     (lecture and discussion with recorded examples including historic recordings)

A capsule history of classical music in the United States shows that concerts a century ago generated an automatic sense of occasion. The early Boston Symphony offered a rare opportunity to hear a great orchestra. There were no radios or recordings with which to hear orchestras at home. Contemporary music by Wagner and Dvorak was of pressing interest, as were such local composers as Chadwick and Foote. Boston's orchestra was its cultural signature. Similarly, Anton Rubinstein touring the United States in the 1870s was a revelation, and so was his repertoire of Beethoven sonatas, Chopin, and Schumann.

At its apex, at the end of the nineteenth century, classical music in the U.S. focused on an anticipated native repertoire of sonatas, symphonies, and operas. The most prominent musician in New York City was a composer: Antonin Dvorak. After World War I, however, America's musical high culture was preponderantly focused on the act of performance: great conductors and orchestras. Arturo Toscanini became the first non-composer pervasively to symbolize "great music."

Today, in "post-classical" times, contemporary composers (such as John Adams) have abandoned the ivory tower, and classical music is challenged to interact more fruitfully with popular and non-Western arts. To the extent that living composers can find a niche, to the extent that orchestras, opera companies, and presenters can mediate with the culture-at-large, classical music can be revivified

     (lecture and discussion with recorded examples and examples at the keyboard)

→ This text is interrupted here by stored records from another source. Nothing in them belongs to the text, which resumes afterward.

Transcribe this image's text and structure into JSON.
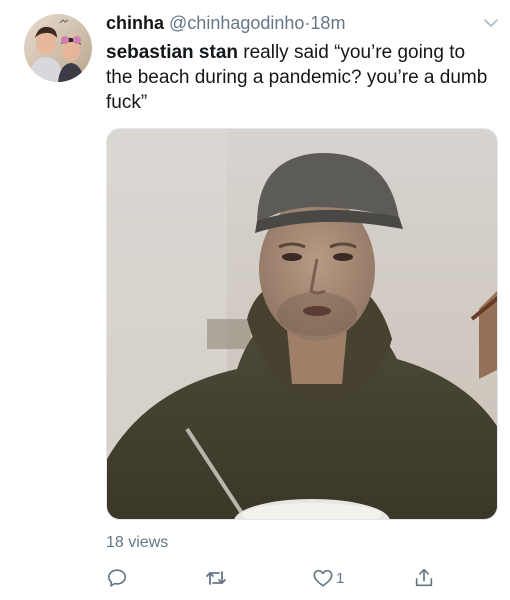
{
  "tweet": {
    "author": {
      "display_name": "chinha",
      "handle": "@chinhagodinho",
      "separator": "·",
      "timestamp": "18m"
    },
    "text": {
      "mention": "sebastian stan",
      "body": " really said “you’re going to the beach during a pandemic? you’re a dumb fuck”"
    },
    "media": {
      "type": "video-thumbnail"
    },
    "views": "18 views",
    "actions": {
      "reply_icon": "reply-icon",
      "retweet_icon": "retweet-icon",
      "like_icon": "heart-icon",
      "like_count": "1",
      "share_icon": "share-icon"
    },
    "colors": {
      "text_primary": "#14171a",
      "text_secondary": "#657786",
      "divider": "#e1e8ed"
    }
  }
}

Classical music in the United States has focused disproportionately on European masterworks, to the neglect of native repertoire. The relative failure of American keyboard repertoire to penetrate the mainstream has been especially unjust. Whatever one makes of the quest for the great American symphony or great American opera, or of the relative paucity of important American chamber music, there exists a great American piano sonata: the Concord, by Charles Ives. Far afield from Ives, Charles Tomlinson Griffes' Sonata, an exercise in New World diablerie paralleling Scriabin abroad, and Aaron Copland's modernist Piano Variations, with its stark sonic pillars and skittering urban rhythms, are emblematic American piano landmarks too little heard.

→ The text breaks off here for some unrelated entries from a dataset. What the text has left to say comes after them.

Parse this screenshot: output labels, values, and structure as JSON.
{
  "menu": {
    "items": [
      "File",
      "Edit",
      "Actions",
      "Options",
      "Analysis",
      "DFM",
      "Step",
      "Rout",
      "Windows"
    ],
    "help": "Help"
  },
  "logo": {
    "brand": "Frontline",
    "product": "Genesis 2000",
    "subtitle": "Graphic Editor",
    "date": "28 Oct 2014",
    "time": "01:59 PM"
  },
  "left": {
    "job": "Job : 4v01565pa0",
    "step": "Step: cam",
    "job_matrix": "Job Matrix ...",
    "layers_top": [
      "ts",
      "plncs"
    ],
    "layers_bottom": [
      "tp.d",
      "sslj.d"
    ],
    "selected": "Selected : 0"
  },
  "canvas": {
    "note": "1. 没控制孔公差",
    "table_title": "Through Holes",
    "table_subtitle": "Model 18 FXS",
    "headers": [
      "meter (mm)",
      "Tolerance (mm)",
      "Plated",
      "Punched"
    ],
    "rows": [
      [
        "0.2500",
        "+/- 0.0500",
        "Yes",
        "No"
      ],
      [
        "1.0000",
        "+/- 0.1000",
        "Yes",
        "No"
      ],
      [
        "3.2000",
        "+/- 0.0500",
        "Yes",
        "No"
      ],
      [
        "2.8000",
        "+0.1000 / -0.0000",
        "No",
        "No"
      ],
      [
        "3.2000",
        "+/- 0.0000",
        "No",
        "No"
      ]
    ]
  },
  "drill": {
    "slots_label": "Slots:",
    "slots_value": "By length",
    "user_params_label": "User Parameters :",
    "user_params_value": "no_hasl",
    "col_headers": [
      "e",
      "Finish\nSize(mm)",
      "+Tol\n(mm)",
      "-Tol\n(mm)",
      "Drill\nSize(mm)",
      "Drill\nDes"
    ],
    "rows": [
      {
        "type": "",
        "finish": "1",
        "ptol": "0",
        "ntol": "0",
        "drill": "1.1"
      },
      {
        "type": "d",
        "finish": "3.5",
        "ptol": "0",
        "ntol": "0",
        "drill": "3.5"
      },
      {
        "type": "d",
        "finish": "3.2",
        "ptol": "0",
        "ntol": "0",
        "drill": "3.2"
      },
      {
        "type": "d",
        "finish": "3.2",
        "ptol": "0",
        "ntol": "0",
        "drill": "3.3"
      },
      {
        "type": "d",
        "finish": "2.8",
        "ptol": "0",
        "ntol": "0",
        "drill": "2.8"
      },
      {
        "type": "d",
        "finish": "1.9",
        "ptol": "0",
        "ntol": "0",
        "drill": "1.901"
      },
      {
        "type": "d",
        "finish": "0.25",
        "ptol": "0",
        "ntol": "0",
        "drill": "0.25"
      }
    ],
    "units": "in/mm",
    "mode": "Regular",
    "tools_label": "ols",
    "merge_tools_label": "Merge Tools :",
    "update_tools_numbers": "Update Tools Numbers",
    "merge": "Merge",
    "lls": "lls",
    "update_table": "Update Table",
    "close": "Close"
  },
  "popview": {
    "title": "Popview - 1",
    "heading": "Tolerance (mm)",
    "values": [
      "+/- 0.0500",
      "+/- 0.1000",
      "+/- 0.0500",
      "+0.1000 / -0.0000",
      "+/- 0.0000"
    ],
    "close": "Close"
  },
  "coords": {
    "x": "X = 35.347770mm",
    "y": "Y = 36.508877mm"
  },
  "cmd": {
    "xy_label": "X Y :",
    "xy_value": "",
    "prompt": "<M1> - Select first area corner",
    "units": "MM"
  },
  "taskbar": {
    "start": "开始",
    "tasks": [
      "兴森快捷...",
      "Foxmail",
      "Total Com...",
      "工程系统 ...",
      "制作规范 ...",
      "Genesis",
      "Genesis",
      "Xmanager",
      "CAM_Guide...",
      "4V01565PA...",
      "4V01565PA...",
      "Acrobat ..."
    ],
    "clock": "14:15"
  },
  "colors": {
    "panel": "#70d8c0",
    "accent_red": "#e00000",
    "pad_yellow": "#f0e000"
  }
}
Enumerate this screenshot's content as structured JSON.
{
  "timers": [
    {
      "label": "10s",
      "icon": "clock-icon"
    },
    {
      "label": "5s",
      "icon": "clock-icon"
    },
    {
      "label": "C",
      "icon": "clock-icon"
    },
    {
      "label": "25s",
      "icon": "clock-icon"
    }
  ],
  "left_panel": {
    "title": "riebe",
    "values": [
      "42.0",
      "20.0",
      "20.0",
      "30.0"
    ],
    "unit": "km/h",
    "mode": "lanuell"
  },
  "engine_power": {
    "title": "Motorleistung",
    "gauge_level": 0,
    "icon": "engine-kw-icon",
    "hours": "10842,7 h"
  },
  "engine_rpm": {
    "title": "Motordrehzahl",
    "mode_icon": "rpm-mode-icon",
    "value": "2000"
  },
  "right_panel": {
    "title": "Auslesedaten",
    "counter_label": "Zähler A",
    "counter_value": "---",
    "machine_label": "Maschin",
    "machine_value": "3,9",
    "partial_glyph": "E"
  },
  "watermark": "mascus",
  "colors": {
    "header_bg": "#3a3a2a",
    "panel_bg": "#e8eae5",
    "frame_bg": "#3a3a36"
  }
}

Louis Moreau Gottschalk, the first American pianist to establish an international reputation, was a cosmopolitan hedonist raised on Caribbean fare in New Orleans - and the first in a long line of virtuoso composer/pianists inspired by the black vernacular, an amazing list also including the likes of Scott Joplin, James P. Johnson, Zez Confrey, George Gershwin, and Art Tatum.

Henry Cowell was internationally celebrated as a renegade, pounding the keys with his fists. His signature piece is The Banshee, in which strings scraped and plucked produce echoing cries and wailings. More recently, composers as varied as Elliott Carter, John Adams, and Fredrick Rzewski have produced important keyboard works only an American could have written. On the margins of American keyboard music are such unforgettably idiosyncratic figures as Anthony Philip Heinrich, the "Beethoven from Kentucky," whose A Chromatic Ramble of the Peregrine Harmonist requires the pianist to sing while rambling "among the flats and sharps."

Taken as a whole, American classical music may betray an absence of lineage and continuity. But this same fragmentation may be read as a protean variety: of composers who imitated Europe or rejected it; who preferred German music or French; who viewed the popular arts as a threat or as a point of departure. To a surprising degree, American composers have partaken in the diversity of American music as a whole. It is, in the aggregate, a defining attribute.

Mr. Horowitz is also available to lecture on three more specialized topics in music about which he has written definitively:

  • PIANO COMPETITIONS: history, problems, strategies of reform
  • WAGNERISM IN AMERICA: the Wagner movement of the late nineteenth century as a peak moment for American classical music; its distinctive New World message of religious uplift; its special appeal to shackled women of the Gilded Age
  • MUSIC AND THE GILDED AGE: a lecture for Americanists challenging prevalent notions of "sacralization" and "social control"